TO DO -> The answer is every record that follows, printed exactly.

MATERIAL FOR THIS TASK ->
•••••

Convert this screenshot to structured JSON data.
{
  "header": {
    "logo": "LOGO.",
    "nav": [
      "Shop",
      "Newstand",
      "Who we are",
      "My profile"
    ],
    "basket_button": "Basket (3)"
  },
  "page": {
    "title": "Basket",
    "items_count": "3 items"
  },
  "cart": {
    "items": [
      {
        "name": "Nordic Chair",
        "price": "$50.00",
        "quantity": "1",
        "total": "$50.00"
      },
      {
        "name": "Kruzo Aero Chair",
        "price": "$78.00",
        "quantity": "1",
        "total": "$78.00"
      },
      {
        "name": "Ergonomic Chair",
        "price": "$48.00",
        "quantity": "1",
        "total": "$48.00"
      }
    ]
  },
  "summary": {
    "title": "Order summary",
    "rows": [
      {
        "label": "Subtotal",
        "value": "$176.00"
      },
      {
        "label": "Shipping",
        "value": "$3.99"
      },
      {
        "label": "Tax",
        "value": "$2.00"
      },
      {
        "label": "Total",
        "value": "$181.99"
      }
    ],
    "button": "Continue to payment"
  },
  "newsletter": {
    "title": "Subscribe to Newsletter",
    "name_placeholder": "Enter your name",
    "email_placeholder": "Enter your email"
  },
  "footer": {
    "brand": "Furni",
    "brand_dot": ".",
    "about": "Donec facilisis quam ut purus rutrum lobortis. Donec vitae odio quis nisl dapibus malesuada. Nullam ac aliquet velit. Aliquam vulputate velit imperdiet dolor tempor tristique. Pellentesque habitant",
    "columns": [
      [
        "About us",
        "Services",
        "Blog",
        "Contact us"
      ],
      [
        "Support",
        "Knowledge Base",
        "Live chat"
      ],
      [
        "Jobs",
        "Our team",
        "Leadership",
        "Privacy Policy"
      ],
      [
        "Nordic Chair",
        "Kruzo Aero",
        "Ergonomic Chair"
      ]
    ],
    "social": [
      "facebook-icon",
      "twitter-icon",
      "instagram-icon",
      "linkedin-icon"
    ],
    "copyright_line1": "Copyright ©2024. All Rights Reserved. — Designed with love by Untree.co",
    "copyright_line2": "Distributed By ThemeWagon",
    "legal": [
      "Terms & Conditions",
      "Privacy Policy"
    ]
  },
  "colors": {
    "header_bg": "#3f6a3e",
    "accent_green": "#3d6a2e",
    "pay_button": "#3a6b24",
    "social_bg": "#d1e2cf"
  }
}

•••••

SOLUTION FOR THIS EXERCISE ->
Convert this screenshot to structured JSON data.
{
  "header": {
    "logo": "LOGO.",
    "nav": [
      "Shop",
      "Newstand",
      "Who we are",
      "My profile"
    ],
    "basket_button": "Basket (3)"
  },
  "page": {
    "title": "Basket",
    "items_count": "3 items"
  },
  "cart": {
    "items": [
      {
        "name": "Nordic Chair",
        "price": "$50.00",
        "quantity": "1",
        "total": "$50.00"
      },
      {
        "name": "Kruzo Aero Chair",
        "price": "$78.00",
        "quantity": "1",
        "total": "$78.00"
      },
      {
        "name": "Ergonomic Chair",
        "price": "$48.00",
        "quantity": "1",
        "total": "$48.00"
      }
    ]
  },
  "summary": {
    "title": "Order summary",
    "rows": [
      {
        "label": "Subtotal",
        "value": "$176.00"
      },
      {
        "label": "Shipping",
        "value": "$3.99"
      },
      {
        "label": "Tax",
        "value": "$2.00"
      },
      {
        "label": "Total",
        "value": "$181.99"
      }
    ],
    "button": "Continue to payment"
  },
  "newsletter": {
    "title": "Subscribe to Newsletter",
    "name_placeholder": "Enter your name",
    "email_placeholder": "Enter your email"
  },
  "footer": {
    "brand": "Furni",
    "brand_dot": ".",
    "about": "Donec facilisis quam ut purus rutrum lobortis. Donec vitae odio quis nisl dapibus malesuada. Nullam ac aliquet velit. Aliquam vulputate velit imperdiet dolor tempor tristique. Pellentesque habitant",
    "columns": [
      [
        "About us",
        "Services",
        "Blog",
        "Contact us"
      ],
      [
        "Support",
        "Knowledge Base",
        "Live chat"
      ],
      [
        "Jobs",
        "Our team",
        "Leadership",
        "Privacy Policy"
      ],
      [
        "Nordic Chair",
        "Kruzo Aero",
        "Ergonomic Chair"
      ]
    ],
    "social": [
      "facebook-icon",
      "twitter-icon",
      "instagram-icon",
      "linkedin-icon"
    ],
    "copyright_line1": "Copyright ©2024. All Rights Reserved. — Designed with love by Untree.co",
    "copyright_line2": "Distributed By ThemeWagon",
    "legal": [
      "Terms & Conditions",
      "Privacy Policy"
    ]
  },
  "colors": {
    "header_bg": "#3f6a3e",
    "accent_green": "#3d6a2e",
    "pay_button": "#3a6b24",
    "social_bg": "#d1e2cf"
  }
}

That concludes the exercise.